[Stored dataset items]:
■ ■ ■ ■ ■

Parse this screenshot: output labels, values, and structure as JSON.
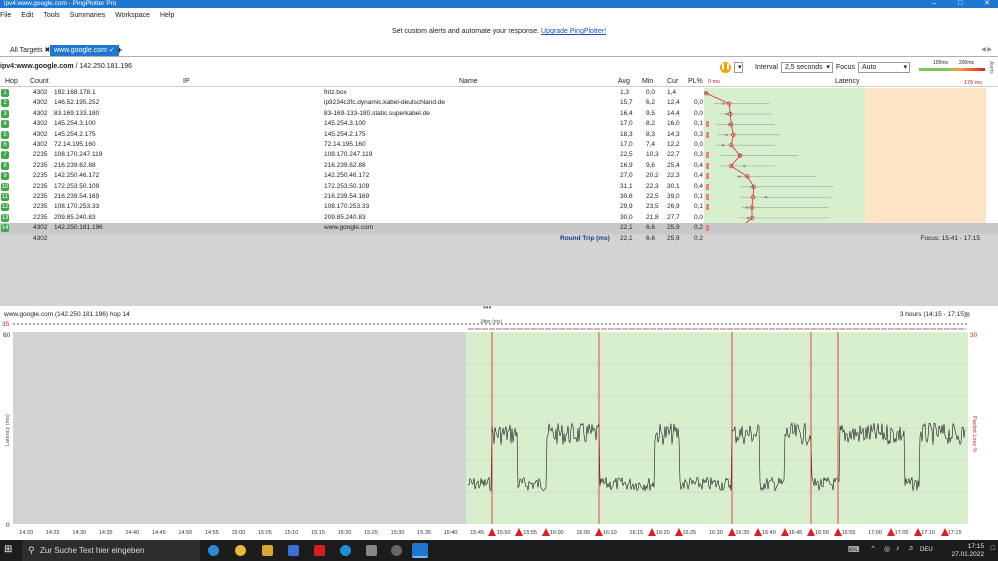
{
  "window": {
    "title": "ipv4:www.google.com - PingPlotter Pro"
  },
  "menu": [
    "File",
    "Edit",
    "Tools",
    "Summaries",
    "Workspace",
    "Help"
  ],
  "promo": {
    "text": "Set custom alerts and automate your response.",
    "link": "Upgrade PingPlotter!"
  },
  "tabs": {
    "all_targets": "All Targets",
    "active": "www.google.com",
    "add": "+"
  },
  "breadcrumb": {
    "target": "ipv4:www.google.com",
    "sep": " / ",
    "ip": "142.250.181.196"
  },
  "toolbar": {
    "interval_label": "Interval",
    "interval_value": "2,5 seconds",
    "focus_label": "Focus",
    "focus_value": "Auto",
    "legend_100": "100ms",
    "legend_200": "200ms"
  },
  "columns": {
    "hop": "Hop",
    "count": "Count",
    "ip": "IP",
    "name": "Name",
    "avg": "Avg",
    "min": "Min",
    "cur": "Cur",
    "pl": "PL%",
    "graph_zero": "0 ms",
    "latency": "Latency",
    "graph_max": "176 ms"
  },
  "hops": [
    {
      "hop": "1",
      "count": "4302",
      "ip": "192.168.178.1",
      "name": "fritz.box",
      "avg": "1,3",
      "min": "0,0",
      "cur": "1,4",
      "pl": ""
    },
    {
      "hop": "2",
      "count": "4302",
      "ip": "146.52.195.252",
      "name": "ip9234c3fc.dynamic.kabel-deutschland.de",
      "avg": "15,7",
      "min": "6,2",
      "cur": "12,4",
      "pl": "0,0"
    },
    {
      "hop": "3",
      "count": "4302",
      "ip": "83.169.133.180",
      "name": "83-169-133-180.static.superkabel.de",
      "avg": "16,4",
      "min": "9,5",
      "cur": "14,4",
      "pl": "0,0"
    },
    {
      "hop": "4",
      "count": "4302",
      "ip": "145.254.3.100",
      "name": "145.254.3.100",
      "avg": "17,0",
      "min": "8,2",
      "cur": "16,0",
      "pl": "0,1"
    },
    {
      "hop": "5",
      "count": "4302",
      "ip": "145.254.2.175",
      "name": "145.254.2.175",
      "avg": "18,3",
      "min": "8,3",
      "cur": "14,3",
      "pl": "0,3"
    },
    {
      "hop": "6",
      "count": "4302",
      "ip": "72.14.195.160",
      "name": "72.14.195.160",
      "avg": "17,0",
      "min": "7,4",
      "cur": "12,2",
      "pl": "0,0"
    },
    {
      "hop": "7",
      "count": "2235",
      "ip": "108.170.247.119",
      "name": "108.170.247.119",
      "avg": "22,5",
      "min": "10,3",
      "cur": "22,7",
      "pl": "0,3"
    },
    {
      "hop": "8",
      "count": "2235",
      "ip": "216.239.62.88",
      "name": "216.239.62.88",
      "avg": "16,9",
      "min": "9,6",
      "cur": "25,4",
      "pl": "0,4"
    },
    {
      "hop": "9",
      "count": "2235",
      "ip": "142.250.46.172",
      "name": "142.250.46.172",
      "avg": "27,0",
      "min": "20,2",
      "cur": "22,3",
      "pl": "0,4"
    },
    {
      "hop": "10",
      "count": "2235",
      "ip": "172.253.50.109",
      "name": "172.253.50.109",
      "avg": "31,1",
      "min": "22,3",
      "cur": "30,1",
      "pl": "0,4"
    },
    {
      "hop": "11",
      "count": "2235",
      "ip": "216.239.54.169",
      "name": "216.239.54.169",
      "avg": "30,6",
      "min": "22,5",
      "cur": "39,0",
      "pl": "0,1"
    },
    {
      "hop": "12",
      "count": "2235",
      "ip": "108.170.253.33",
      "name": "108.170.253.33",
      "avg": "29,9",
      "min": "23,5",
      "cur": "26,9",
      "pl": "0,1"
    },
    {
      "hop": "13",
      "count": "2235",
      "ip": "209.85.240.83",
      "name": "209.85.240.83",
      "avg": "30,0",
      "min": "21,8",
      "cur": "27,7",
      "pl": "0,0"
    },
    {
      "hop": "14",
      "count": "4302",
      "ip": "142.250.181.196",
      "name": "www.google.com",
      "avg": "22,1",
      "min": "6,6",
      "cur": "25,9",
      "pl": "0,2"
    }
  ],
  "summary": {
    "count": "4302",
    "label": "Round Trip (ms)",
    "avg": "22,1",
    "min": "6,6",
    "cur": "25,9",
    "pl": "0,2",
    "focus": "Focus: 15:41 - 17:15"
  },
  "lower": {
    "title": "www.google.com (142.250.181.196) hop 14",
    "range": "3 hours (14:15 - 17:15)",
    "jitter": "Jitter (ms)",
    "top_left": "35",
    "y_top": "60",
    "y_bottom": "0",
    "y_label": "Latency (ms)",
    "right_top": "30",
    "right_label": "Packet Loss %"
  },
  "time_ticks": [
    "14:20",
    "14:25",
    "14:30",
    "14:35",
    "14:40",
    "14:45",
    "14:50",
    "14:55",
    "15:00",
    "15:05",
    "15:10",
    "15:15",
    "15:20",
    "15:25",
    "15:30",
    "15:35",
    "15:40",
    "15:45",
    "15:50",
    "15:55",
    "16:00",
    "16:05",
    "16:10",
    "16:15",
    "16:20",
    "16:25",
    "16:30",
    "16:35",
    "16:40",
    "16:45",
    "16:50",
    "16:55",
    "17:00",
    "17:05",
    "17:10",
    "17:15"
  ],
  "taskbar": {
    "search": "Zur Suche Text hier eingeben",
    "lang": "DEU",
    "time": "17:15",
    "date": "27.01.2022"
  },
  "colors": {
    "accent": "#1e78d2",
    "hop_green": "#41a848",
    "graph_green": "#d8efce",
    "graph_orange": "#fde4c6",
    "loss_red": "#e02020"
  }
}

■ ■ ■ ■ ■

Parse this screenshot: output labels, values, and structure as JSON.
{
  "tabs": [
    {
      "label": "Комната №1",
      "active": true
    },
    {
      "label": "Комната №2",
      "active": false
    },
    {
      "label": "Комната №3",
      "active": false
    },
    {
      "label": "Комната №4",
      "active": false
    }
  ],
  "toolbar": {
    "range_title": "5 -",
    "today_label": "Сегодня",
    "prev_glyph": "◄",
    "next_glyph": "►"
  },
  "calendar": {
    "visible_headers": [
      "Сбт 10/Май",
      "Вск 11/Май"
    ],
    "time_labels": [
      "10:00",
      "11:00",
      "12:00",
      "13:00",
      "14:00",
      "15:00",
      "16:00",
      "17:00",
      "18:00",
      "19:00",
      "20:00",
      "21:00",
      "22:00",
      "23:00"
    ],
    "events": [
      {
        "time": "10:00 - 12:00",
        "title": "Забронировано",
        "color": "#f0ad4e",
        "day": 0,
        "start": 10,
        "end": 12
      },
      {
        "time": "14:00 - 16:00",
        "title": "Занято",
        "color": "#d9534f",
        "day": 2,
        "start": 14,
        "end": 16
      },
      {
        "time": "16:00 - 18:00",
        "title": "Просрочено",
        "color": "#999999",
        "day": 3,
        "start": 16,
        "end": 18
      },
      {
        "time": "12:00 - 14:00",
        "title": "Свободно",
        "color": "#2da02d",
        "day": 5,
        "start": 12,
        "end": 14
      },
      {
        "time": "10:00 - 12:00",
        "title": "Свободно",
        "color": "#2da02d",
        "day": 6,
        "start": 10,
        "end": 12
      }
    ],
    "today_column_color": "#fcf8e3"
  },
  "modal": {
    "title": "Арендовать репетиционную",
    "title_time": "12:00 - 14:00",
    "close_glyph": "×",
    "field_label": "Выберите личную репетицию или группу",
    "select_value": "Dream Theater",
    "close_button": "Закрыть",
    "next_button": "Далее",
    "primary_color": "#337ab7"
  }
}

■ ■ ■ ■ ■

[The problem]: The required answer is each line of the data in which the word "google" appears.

[Written solution]:
    "title": "ipv4:www.google.com - PingPlotter Pro"
    "active": "www.google.com",
    "target": "ipv4:www.google.com",
      "name": "www.google.com",
    "title": "www.google.com (142.250.181.196) hop 14",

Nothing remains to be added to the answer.